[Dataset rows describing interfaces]
-------------------------

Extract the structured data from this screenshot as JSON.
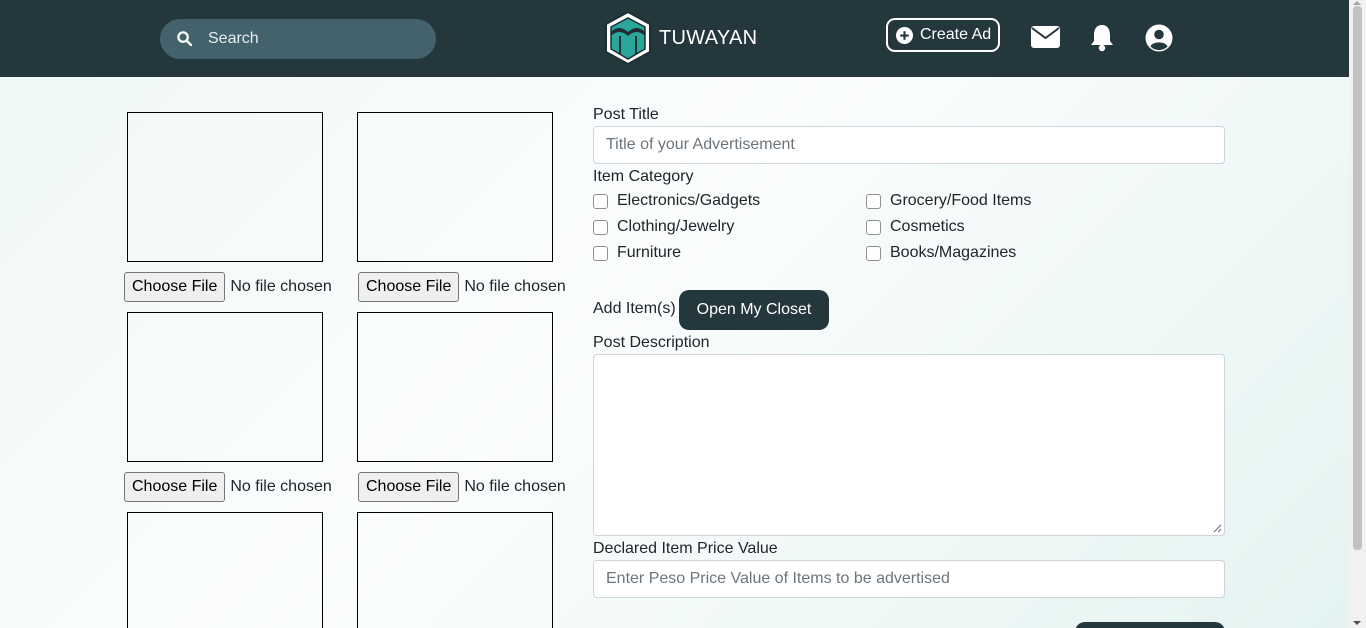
{
  "navbar": {
    "search_placeholder": "Search",
    "brand_name": "TUWAYAN",
    "create_ad_label": "Create Ad",
    "colors": {
      "navbar_bg": "#24373d",
      "search_bg": "#43626b",
      "logo_teal": "#2aa79b"
    }
  },
  "uploads": {
    "choose_file_label": "Choose File",
    "no_file_text": "No file chosen"
  },
  "form": {
    "post_title_label": "Post Title",
    "post_title_placeholder": "Title of your Advertisement",
    "item_category_label": "Item Category",
    "categories": [
      "Electronics/Gadgets",
      "Grocery/Food Items",
      "Clothing/Jewelry",
      "Cosmetics",
      "Furniture",
      "Books/Magazines"
    ],
    "add_items_label": "Add Item(s)",
    "open_closet_label": "Open My Closet",
    "post_description_label": "Post Description",
    "price_label": "Declared Item Price Value",
    "price_placeholder": "Enter Peso Price Value of Items to be advertised"
  }
}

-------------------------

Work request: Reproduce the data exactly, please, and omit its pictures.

Result below:
Extract the structured data from this screenshot as JSON.
{
  "navbar": {
    "search_placeholder": "Search",
    "brand_name": "TUWAYAN",
    "create_ad_label": "Create Ad",
    "colors": {
      "navbar_bg": "#24373d",
      "search_bg": "#43626b",
      "logo_teal": "#2aa79b"
    }
  },
  "uploads": {
    "choose_file_label": "Choose File",
    "no_file_text": "No file chosen"
  },
  "form": {
    "post_title_label": "Post Title",
    "post_title_placeholder": "Title of your Advertisement",
    "item_category_label": "Item Category",
    "categories": [
      "Electronics/Gadgets",
      "Grocery/Food Items",
      "Clothing/Jewelry",
      "Cosmetics",
      "Furniture",
      "Books/Magazines"
    ],
    "add_items_label": "Add Item(s)",
    "open_closet_label": "Open My Closet",
    "post_description_label": "Post Description",
    "price_label": "Declared Item Price Value",
    "price_placeholder": "Enter Peso Price Value of Items to be advertised"
  }
}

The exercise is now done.